"What he showed at the Giro was impressive without even having to dig deep into his reserves. He will be the man to beat in the Tour de France."

The all-rounder Evenepoel said he was delighted to be racing in Italy but that the terrain was not his favourite to race on.

"Stages one to four are very difficult," he said of the challenging opening part of the tour in Italy -- which sets off from Florence on June 29.

"I hope to build on this first week to progress and reach my peak form during the second weekend as we approach the third week."

In 2021, Evenepoel was in relentless form until he plunged 10 metres into a ravine during a one-day classic in Italy, the Tour of Lombardy.

He shook off a broken pelvis and months in hospital to win the world title and the Vuelta in 2022 and claiming the world cyclist of the year award.

Evenepoel is joined in the Quick Step team by compatriots Louis Vervaeke, Yves Lampaert and Ilan Van Wilder as well as Italian Gianni Moscon and Dane Casper Pedersen.

Frenchman Julian Alaphilippe misses out to focus on the Paris Olympics.

- Former footballer -

Evenepoel was born in January 2000 in Aalst in the Flanders region but despite the fact his father rode as a professional cyclist, young Remco favoured football.

He was on the books at Anderlecht and then PSV Eindhoven in the Netherlands and played for Belgium at under-16 level.

Evenepoel would later say he was distraught when Anderlecht sold him, but he did not dwell on it for too long.

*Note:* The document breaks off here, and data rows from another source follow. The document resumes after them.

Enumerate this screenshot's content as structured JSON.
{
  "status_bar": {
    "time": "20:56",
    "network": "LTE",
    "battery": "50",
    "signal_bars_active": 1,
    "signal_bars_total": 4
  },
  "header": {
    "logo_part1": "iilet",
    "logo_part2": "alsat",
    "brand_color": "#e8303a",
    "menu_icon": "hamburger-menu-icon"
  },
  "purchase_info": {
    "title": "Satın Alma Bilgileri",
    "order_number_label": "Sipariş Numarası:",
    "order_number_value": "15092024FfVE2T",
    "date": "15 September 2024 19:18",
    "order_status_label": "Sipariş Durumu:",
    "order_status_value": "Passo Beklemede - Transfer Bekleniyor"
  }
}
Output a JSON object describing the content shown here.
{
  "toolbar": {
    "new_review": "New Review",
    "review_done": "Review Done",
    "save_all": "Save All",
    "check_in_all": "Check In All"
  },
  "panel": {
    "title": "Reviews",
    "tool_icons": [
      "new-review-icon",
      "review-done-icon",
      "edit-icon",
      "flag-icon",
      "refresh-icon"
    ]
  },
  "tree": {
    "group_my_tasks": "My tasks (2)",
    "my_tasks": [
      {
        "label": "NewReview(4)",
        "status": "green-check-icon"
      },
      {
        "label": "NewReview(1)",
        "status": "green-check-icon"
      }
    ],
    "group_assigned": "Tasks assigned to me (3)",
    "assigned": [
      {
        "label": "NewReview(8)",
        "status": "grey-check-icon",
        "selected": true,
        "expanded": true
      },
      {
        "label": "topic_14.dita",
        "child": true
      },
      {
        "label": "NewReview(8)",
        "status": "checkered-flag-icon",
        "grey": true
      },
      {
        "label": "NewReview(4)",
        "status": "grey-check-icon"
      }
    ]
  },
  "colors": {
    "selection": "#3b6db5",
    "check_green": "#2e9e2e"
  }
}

Barely a year later, he was double world cycling champion at junior level, winning the time-trial and road race, and had a contract with Belgian cycling giant Quick Step.

There was immediately talk of the new Eddy Merckx, which he brushed aside.

"I don't want to be called the new Merckx. I'm the new me," insists Evenepoel.